:: GIVEN INFORMATION ::
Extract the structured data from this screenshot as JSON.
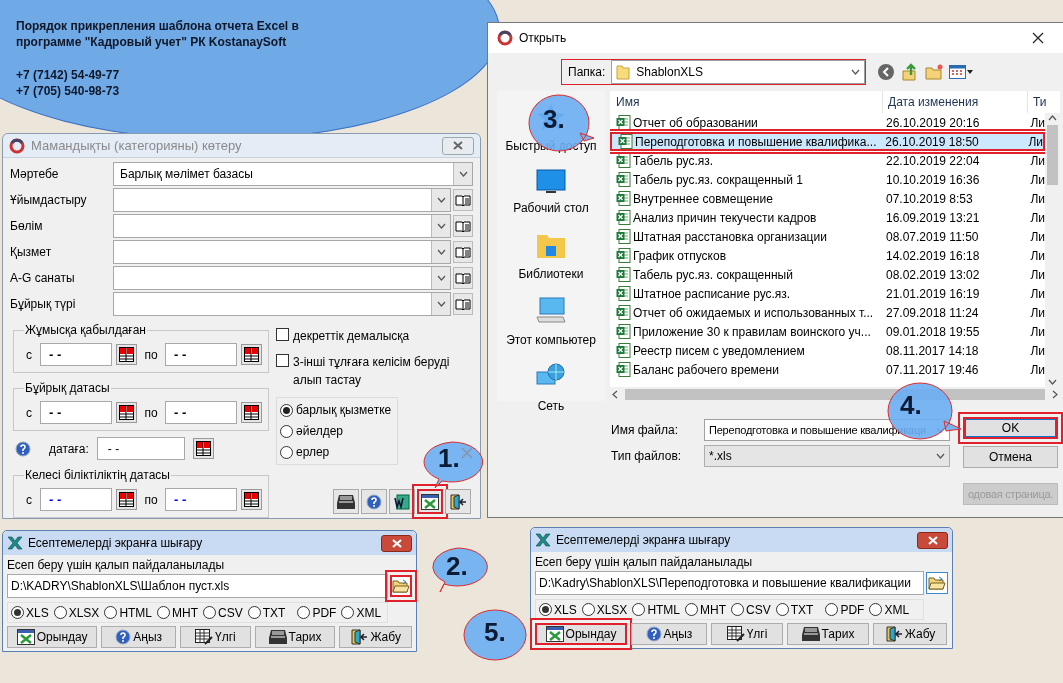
{
  "banner": {
    "title": "Порядок прикрепления шаблона отчета Excel в программе \"Кадровый учет\" РК KostanaySoft",
    "phones": [
      "+7 (7142) 54-49-77",
      "+7 (705) 540-98-73"
    ]
  },
  "category_dialog": {
    "title": "Мамандықты (категорияны) көтеру",
    "fields": [
      {
        "label": "Мәртебе",
        "value": "Барлық мәлімет базасы",
        "kind": "combo"
      },
      {
        "label": "Ұйымдастыру",
        "kind": "lookup"
      },
      {
        "label": "Бөлім",
        "kind": "lookup"
      },
      {
        "label": "Қызмет",
        "kind": "lookup"
      },
      {
        "label": "A-G санаты",
        "kind": "lookup"
      },
      {
        "label": "Бұйрық түрі",
        "kind": "lookup"
      }
    ],
    "date_groups": [
      {
        "title": "Жұмысқа қабылдаған",
        "from_label": "с",
        "from_value": "- -",
        "to_label": "по",
        "to_value": "- -",
        "color": "#000000"
      },
      {
        "title": "Бұйрық датасы",
        "from_label": "с",
        "from_value": "- -",
        "to_label": "по",
        "to_value": "- -",
        "color": "#000000"
      },
      {
        "title": "Келесі біліктіліктің датасы",
        "from_label": "с",
        "from_value": "- -",
        "to_label": "по",
        "to_value": "- -",
        "color": "#0000ff"
      }
    ],
    "as_of": {
      "label": "датаға:",
      "value": "- -"
    },
    "checkboxes": [
      {
        "label": "декреттік демалысқа",
        "checked": false
      },
      {
        "label": "3-інші тұлғаға келісім беруді алып тастау",
        "checked": false
      }
    ],
    "radios": [
      {
        "label": "барлық қызметке",
        "selected": true
      },
      {
        "label": "әйелдер",
        "selected": false
      },
      {
        "label": "ерлер",
        "selected": false
      }
    ],
    "toolbar": [
      {
        "kind": "history",
        "highlighted": false
      },
      {
        "kind": "help",
        "highlighted": false
      },
      {
        "kind": "word",
        "highlighted": false
      },
      {
        "kind": "report",
        "highlighted": true
      },
      {
        "kind": "exit",
        "highlighted": false
      }
    ]
  },
  "open_dialog": {
    "title": "Открыть",
    "folder_label": "Папка:",
    "folder": "ShablonXLS",
    "folder_highlighted": true,
    "places": [
      {
        "label": "Быстрый доступ",
        "kind": "quick"
      },
      {
        "label": "Рабочий стол",
        "kind": "desktop"
      },
      {
        "label": "Библиотеки",
        "kind": "libraries"
      },
      {
        "label": "Этот компьютер",
        "kind": "computer"
      },
      {
        "label": "Сеть",
        "kind": "network"
      }
    ],
    "columns": [
      "Имя",
      "Дата изменения",
      "Ти"
    ],
    "files": [
      {
        "name": "Отчет об образовании",
        "date": "26.10.2019 20:16",
        "column_3": "Ли",
        "selected": false
      },
      {
        "name": "Переподготовка и повышение квалифика...",
        "date": "26.10.2019 18:50",
        "column_3": "Ли",
        "selected": true
      },
      {
        "name": "Табель рус.яз.",
        "date": "22.10.2019 22:04",
        "column_3": "Ли",
        "selected": false
      },
      {
        "name": "Табель рус.яз. сокращенный 1",
        "date": "10.10.2019 16:36",
        "column_3": "Ли",
        "selected": false
      },
      {
        "name": "Внутреннее совмещение",
        "date": "07.10.2019 8:53",
        "column_3": "Ли",
        "selected": false
      },
      {
        "name": "Анализ причин текучести кадров",
        "date": "16.09.2019 13:21",
        "column_3": "Ли",
        "selected": false
      },
      {
        "name": "Штатная расстановка организации",
        "date": "08.07.2019 11:50",
        "column_3": "Ли",
        "selected": false
      },
      {
        "name": "График отпусков",
        "date": "14.02.2019 16:18",
        "column_3": "Ли",
        "selected": false
      },
      {
        "name": "Табель рус.яз. сокращенный",
        "date": "08.02.2019 13:02",
        "column_3": "Ли",
        "selected": false
      },
      {
        "name": "Штатное расписание рус.яз.",
        "date": "21.01.2019 16:19",
        "column_3": "Ли",
        "selected": false
      },
      {
        "name": "Отчет об ожидаемых и использованных т...",
        "date": "27.09.2018 11:24",
        "column_3": "Ли",
        "selected": false
      },
      {
        "name": "Приложение 30 к правилам воинского уч...",
        "date": "09.01.2018 19:55",
        "column_3": "Ли",
        "selected": false
      },
      {
        "name": "Реестр писем с уведомлением",
        "date": "08.11.2017 14:18",
        "column_3": "Ли",
        "selected": false
      },
      {
        "name": "Баланс рабочего времени",
        "date": "07.11.2017 19:46",
        "column_3": "Ли",
        "selected": false
      }
    ],
    "file_name_label": "Имя файла:",
    "file_name": "Переподготовка и повышение квалификаци",
    "file_type_label": "Тип файлов:",
    "file_type": "*.xls",
    "buttons": [
      {
        "label": "OK",
        "disabled": false,
        "highlighted": true
      },
      {
        "label": "Отмена",
        "disabled": false,
        "highlighted": false
      },
      {
        "label": "одовая страница.",
        "disabled": true,
        "highlighted": false
      }
    ]
  },
  "report_dialogs": [
    {
      "title": "Есептемелерді экранға шығару",
      "template_label": "Есеп беру үшін қалып пайдаланылады",
      "path": "D:\\KADRY\\ShablonXLS\\Шаблон пуст.xls",
      "browse_highlighted": true,
      "formats": [
        {
          "label": "XLS",
          "selected": true
        },
        {
          "label": "XLSX",
          "selected": false
        },
        {
          "label": "HTML",
          "selected": false
        },
        {
          "label": "MHT",
          "selected": false
        },
        {
          "label": "CSV",
          "selected": false
        },
        {
          "label": "TXT",
          "selected": false
        },
        {
          "label": "PDF",
          "selected": false
        },
        {
          "label": "XML",
          "selected": false
        }
      ],
      "buttons": [
        {
          "label": "Орындау",
          "kind": "run",
          "highlighted": false
        },
        {
          "label": "Аңыз",
          "kind": "help",
          "highlighted": false
        },
        {
          "label": "Үлгі",
          "kind": "template",
          "highlighted": false
        },
        {
          "label": "Тарих",
          "kind": "history",
          "highlighted": false
        },
        {
          "label": "Жабу",
          "kind": "exit",
          "highlighted": false
        }
      ]
    },
    {
      "title": "Есептемелерді экранға шығару",
      "template_label": "Есеп беру үшін қалып пайдаланылады",
      "path": "D:\\Kadry\\ShablonXLS\\Переподготовка и повышение квалификации",
      "browse_highlighted": false,
      "formats": [
        {
          "label": "XLS",
          "selected": true
        },
        {
          "label": "XLSX",
          "selected": false
        },
        {
          "label": "HTML",
          "selected": false
        },
        {
          "label": "MHT",
          "selected": false
        },
        {
          "label": "CSV",
          "selected": false
        },
        {
          "label": "TXT",
          "selected": false
        },
        {
          "label": "PDF",
          "selected": false
        },
        {
          "label": "XML",
          "selected": false
        }
      ],
      "buttons": [
        {
          "label": "Орындау",
          "kind": "run",
          "highlighted": true
        },
        {
          "label": "Аңыз",
          "kind": "help",
          "highlighted": false
        },
        {
          "label": "Үлгі",
          "kind": "template",
          "highlighted": false
        },
        {
          "label": "Тарих",
          "kind": "history",
          "highlighted": false
        },
        {
          "label": "Жабу",
          "kind": "exit",
          "highlighted": false
        }
      ]
    }
  ],
  "callouts": [
    {
      "label": "1."
    },
    {
      "label": "2."
    },
    {
      "label": "3."
    },
    {
      "label": "4."
    },
    {
      "label": "5."
    }
  ]
}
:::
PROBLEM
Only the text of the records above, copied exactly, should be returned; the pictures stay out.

TASK RESULT
Extract the structured data from this screenshot as JSON.
{
  "banner": {
    "title": "Порядок прикрепления шаблона отчета Excel в программе \"Кадровый учет\" РК KostanaySoft",
    "phones": [
      "+7 (7142) 54-49-77",
      "+7 (705) 540-98-73"
    ]
  },
  "category_dialog": {
    "title": "Мамандықты (категорияны) көтеру",
    "fields": [
      {
        "label": "Мәртебе",
        "value": "Барлық мәлімет базасы",
        "kind": "combo"
      },
      {
        "label": "Ұйымдастыру",
        "kind": "lookup"
      },
      {
        "label": "Бөлім",
        "kind": "lookup"
      },
      {
        "label": "Қызмет",
        "kind": "lookup"
      },
      {
        "label": "A-G санаты",
        "kind": "lookup"
      },
      {
        "label": "Бұйрық түрі",
        "kind": "lookup"
      }
    ],
    "date_groups": [
      {
        "title": "Жұмысқа қабылдаған",
        "from_label": "с",
        "from_value": "- -",
        "to_label": "по",
        "to_value": "- -",
        "color": "#000000"
      },
      {
        "title": "Бұйрық датасы",
        "from_label": "с",
        "from_value": "- -",
        "to_label": "по",
        "to_value": "- -",
        "color": "#000000"
      },
      {
        "title": "Келесі біліктіліктің датасы",
        "from_label": "с",
        "from_value": "- -",
        "to_label": "по",
        "to_value": "- -",
        "color": "#0000ff"
      }
    ],
    "as_of": {
      "label": "датаға:",
      "value": "- -"
    },
    "checkboxes": [
      {
        "label": "декреттік демалысқа",
        "checked": false
      },
      {
        "label": "3-інші тұлғаға келісім беруді алып тастау",
        "checked": false
      }
    ],
    "radios": [
      {
        "label": "барлық қызметке",
        "selected": true
      },
      {
        "label": "әйелдер",
        "selected": false
      },
      {
        "label": "ерлер",
        "selected": false
      }
    ],
    "toolbar": [
      {
        "kind": "history",
        "highlighted": false
      },
      {
        "kind": "help",
        "highlighted": false
      },
      {
        "kind": "word",
        "highlighted": false
      },
      {
        "kind": "report",
        "highlighted": true
      },
      {
        "kind": "exit",
        "highlighted": false
      }
    ]
  },
  "open_dialog": {
    "title": "Открыть",
    "folder_label": "Папка:",
    "folder": "ShablonXLS",
    "folder_highlighted": true,
    "places": [
      {
        "label": "Быстрый доступ",
        "kind": "quick"
      },
      {
        "label": "Рабочий стол",
        "kind": "desktop"
      },
      {
        "label": "Библиотеки",
        "kind": "libraries"
      },
      {
        "label": "Этот компьютер",
        "kind": "computer"
      },
      {
        "label": "Сеть",
        "kind": "network"
      }
    ],
    "columns": [
      "Имя",
      "Дата изменения",
      "Ти"
    ],
    "files": [
      {
        "name": "Отчет об образовании",
        "date": "26.10.2019 20:16",
        "column_3": "Ли",
        "selected": false
      },
      {
        "name": "Переподготовка и повышение квалифика...",
        "date": "26.10.2019 18:50",
        "column_3": "Ли",
        "selected": true
      },
      {
        "name": "Табель рус.яз.",
        "date": "22.10.2019 22:04",
        "column_3": "Ли",
        "selected": false
      },
      {
        "name": "Табель рус.яз. сокращенный 1",
        "date": "10.10.2019 16:36",
        "column_3": "Ли",
        "selected": false
      },
      {
        "name": "Внутреннее совмещение",
        "date": "07.10.2019 8:53",
        "column_3": "Ли",
        "selected": false
      },
      {
        "name": "Анализ причин текучести кадров",
        "date": "16.09.2019 13:21",
        "column_3": "Ли",
        "selected": false
      },
      {
        "name": "Штатная расстановка организации",
        "date": "08.07.2019 11:50",
        "column_3": "Ли",
        "selected": false
      },
      {
        "name": "График отпусков",
        "date": "14.02.2019 16:18",
        "column_3": "Ли",
        "selected": false
      },
      {
        "name": "Табель рус.яз. сокращенный",
        "date": "08.02.2019 13:02",
        "column_3": "Ли",
        "selected": false
      },
      {
        "name": "Штатное расписание рус.яз.",
        "date": "21.01.2019 16:19",
        "column_3": "Ли",
        "selected": false
      },
      {
        "name": "Отчет об ожидаемых и использованных т...",
        "date": "27.09.2018 11:24",
        "column_3": "Ли",
        "selected": false
      },
      {
        "name": "Приложение 30 к правилам воинского уч...",
        "date": "09.01.2018 19:55",
        "column_3": "Ли",
        "selected": false
      },
      {
        "name": "Реестр писем с уведомлением",
        "date": "08.11.2017 14:18",
        "column_3": "Ли",
        "selected": false
      },
      {
        "name": "Баланс рабочего времени",
        "date": "07.11.2017 19:46",
        "column_3": "Ли",
        "selected": false
      }
    ],
    "file_name_label": "Имя файла:",
    "file_name": "Переподготовка и повышение квалификаци",
    "file_type_label": "Тип файлов:",
    "file_type": "*.xls",
    "buttons": [
      {
        "label": "OK",
        "disabled": false,
        "highlighted": true
      },
      {
        "label": "Отмена",
        "disabled": false,
        "highlighted": false
      },
      {
        "label": "одовая страница.",
        "disabled": true,
        "highlighted": false
      }
    ]
  },
  "report_dialogs": [
    {
      "title": "Есептемелерді экранға шығару",
      "template_label": "Есеп беру үшін қалып пайдаланылады",
      "path": "D:\\KADRY\\ShablonXLS\\Шаблон пуст.xls",
      "browse_highlighted": true,
      "formats": [
        {
          "label": "XLS",
          "selected": true
        },
        {
          "label": "XLSX",
          "selected": false
        },
        {
          "label": "HTML",
          "selected": false
        },
        {
          "label": "MHT",
          "selected": false
        },
        {
          "label": "CSV",
          "selected": false
        },
        {
          "label": "TXT",
          "selected": false
        },
        {
          "label": "PDF",
          "selected": false
        },
        {
          "label": "XML",
          "selected": false
        }
      ],
      "buttons": [
        {
          "label": "Орындау",
          "kind": "run",
          "highlighted": false
        },
        {
          "label": "Аңыз",
          "kind": "help",
          "highlighted": false
        },
        {
          "label": "Үлгі",
          "kind": "template",
          "highlighted": false
        },
        {
          "label": "Тарих",
          "kind": "history",
          "highlighted": false
        },
        {
          "label": "Жабу",
          "kind": "exit",
          "highlighted": false
        }
      ]
    },
    {
      "title": "Есептемелерді экранға шығару",
      "template_label": "Есеп беру үшін қалып пайдаланылады",
      "path": "D:\\Kadry\\ShablonXLS\\Переподготовка и повышение квалификации",
      "browse_highlighted": false,
      "formats": [
        {
          "label": "XLS",
          "selected": true
        },
        {
          "label": "XLSX",
          "selected": false
        },
        {
          "label": "HTML",
          "selected": false
        },
        {
          "label": "MHT",
          "selected": false
        },
        {
          "label": "CSV",
          "selected": false
        },
        {
          "label": "TXT",
          "selected": false
        },
        {
          "label": "PDF",
          "selected": false
        },
        {
          "label": "XML",
          "selected": false
        }
      ],
      "buttons": [
        {
          "label": "Орындау",
          "kind": "run",
          "highlighted": true
        },
        {
          "label": "Аңыз",
          "kind": "help",
          "highlighted": false
        },
        {
          "label": "Үлгі",
          "kind": "template",
          "highlighted": false
        },
        {
          "label": "Тарих",
          "kind": "history",
          "highlighted": false
        },
        {
          "label": "Жабу",
          "kind": "exit",
          "highlighted": false
        }
      ]
    }
  ],
  "callouts": [
    {
      "label": "1."
    },
    {
      "label": "2."
    },
    {
      "label": "3."
    },
    {
      "label": "4."
    },
    {
      "label": "5."
    }
  ]
}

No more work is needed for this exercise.